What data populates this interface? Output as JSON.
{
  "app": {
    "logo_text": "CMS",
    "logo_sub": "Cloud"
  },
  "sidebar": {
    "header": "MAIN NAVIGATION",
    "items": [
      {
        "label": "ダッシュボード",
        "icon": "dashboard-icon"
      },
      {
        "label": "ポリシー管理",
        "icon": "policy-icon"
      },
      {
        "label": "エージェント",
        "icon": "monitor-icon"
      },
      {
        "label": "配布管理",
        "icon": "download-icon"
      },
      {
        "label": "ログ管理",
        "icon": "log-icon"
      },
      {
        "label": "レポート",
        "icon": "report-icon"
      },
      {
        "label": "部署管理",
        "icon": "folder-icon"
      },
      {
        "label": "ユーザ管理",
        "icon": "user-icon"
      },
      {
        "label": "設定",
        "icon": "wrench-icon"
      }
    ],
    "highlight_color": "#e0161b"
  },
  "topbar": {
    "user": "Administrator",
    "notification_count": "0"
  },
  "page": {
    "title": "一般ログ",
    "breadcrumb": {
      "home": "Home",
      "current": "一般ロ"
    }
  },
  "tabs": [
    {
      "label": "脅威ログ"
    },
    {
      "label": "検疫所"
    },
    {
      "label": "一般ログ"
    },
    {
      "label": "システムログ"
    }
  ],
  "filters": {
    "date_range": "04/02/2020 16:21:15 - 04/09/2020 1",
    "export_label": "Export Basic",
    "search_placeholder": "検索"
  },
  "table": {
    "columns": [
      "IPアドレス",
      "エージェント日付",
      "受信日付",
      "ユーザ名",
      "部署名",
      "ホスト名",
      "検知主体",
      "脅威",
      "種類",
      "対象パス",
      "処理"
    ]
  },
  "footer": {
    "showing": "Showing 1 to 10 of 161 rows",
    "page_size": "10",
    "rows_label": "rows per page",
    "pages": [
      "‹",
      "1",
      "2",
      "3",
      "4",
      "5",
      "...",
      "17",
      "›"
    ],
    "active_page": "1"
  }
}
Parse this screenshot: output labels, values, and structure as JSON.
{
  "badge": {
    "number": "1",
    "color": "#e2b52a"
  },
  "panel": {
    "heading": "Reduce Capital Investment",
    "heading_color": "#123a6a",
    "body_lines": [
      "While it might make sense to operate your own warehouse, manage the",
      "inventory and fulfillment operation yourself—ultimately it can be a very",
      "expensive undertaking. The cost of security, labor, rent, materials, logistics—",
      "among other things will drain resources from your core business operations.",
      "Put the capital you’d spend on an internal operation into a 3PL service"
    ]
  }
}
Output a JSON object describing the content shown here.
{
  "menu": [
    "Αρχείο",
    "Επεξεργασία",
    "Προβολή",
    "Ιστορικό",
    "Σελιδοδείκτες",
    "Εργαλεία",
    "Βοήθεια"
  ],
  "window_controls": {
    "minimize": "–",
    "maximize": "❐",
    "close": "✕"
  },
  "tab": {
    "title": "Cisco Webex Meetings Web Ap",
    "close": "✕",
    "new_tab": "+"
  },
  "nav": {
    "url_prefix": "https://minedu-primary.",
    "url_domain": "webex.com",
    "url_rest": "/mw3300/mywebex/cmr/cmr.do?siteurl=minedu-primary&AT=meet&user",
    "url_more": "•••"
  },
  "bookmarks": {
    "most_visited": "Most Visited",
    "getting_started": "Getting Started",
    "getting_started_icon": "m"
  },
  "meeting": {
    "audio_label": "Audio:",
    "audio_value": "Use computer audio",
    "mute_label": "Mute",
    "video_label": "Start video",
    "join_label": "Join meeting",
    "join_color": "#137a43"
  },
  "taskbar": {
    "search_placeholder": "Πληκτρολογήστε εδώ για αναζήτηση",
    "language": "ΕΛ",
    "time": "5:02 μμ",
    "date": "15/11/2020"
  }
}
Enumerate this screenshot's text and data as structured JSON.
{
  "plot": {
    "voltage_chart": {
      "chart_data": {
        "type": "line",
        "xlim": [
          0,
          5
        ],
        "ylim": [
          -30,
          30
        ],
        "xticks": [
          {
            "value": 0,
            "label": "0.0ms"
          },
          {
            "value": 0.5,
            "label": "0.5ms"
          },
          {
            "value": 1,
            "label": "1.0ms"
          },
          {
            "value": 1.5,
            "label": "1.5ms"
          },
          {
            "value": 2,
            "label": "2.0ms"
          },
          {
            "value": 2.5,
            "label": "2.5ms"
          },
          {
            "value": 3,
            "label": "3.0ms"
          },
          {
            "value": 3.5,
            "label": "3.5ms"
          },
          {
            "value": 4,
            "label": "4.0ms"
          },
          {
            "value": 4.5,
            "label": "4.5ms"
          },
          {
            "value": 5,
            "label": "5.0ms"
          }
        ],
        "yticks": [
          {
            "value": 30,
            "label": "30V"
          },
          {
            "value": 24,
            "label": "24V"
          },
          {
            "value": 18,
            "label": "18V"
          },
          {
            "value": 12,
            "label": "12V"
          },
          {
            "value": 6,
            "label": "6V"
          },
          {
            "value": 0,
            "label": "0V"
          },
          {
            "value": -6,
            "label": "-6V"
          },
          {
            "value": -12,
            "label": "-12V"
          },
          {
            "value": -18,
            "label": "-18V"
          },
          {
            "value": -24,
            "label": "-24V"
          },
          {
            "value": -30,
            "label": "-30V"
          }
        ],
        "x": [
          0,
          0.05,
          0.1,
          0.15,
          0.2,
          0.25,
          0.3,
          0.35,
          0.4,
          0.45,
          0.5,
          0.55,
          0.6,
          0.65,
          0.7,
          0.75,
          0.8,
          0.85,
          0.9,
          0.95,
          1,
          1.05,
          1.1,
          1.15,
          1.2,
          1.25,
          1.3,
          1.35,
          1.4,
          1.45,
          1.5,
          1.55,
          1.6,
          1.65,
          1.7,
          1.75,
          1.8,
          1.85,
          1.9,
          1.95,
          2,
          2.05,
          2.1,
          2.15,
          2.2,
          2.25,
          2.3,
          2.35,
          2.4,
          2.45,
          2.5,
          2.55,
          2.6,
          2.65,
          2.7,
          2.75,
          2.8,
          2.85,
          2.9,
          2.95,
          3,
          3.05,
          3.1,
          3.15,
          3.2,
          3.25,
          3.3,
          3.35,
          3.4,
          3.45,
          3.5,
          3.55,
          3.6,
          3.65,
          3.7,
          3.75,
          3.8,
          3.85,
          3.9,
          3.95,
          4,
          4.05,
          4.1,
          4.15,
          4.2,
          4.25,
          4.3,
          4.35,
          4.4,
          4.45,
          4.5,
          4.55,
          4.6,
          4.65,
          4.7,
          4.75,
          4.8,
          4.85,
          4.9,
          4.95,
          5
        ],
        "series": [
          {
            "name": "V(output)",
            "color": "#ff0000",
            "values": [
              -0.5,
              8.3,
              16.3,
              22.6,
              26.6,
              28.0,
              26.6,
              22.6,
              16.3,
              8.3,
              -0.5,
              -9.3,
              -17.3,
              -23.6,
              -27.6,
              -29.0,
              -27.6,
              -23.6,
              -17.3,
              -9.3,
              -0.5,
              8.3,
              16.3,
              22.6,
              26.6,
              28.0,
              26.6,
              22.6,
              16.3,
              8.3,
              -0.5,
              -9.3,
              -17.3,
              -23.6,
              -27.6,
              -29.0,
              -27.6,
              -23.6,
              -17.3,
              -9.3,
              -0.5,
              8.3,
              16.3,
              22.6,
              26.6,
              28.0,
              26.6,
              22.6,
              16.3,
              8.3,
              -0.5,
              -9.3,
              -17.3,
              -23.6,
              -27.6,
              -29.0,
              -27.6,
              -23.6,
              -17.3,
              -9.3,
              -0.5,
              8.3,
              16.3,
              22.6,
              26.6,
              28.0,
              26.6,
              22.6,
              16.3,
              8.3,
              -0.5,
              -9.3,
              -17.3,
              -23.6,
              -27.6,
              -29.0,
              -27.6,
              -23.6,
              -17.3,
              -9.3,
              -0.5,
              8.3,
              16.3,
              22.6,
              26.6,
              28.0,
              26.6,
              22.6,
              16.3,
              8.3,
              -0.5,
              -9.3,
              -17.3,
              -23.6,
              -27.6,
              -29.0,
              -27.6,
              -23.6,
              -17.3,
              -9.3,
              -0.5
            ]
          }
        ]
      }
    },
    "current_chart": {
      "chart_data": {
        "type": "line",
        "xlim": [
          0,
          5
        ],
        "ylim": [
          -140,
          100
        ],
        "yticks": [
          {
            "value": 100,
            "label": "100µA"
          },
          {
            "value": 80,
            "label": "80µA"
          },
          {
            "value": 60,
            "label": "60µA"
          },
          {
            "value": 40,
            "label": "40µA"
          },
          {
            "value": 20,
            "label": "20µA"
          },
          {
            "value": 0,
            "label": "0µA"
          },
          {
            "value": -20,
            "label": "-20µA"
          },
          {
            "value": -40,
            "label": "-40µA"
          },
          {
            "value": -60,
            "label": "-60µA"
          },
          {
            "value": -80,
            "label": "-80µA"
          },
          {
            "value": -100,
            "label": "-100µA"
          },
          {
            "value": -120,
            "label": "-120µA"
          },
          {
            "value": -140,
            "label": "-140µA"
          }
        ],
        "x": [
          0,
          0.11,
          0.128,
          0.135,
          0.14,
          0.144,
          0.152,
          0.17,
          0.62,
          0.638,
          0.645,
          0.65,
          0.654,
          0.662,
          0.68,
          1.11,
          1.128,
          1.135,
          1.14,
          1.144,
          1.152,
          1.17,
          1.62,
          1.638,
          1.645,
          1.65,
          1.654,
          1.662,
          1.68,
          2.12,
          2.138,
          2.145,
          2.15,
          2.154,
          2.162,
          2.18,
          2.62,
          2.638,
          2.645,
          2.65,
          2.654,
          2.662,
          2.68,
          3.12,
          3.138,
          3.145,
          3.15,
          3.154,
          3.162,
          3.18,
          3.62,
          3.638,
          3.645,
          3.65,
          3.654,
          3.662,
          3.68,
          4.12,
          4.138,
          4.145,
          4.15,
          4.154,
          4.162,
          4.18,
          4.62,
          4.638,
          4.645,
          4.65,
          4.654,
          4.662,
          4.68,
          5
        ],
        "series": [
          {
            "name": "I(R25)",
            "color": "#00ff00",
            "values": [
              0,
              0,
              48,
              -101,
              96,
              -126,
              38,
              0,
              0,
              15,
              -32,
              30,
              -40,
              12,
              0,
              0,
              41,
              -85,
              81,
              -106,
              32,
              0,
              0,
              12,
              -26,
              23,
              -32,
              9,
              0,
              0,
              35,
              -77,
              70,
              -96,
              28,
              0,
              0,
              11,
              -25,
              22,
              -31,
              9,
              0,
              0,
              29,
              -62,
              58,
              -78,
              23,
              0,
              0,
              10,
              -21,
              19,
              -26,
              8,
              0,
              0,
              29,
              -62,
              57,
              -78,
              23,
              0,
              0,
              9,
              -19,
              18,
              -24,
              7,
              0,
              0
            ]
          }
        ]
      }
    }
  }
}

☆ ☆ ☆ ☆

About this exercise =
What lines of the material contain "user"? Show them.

Output below =
        "icon": "user-icon"
    "user": "Administrator",
    "url_rest": "/mw3300/mywebex/cmr/cmr.do?siteurl=minedu-primary&AT=meet&user",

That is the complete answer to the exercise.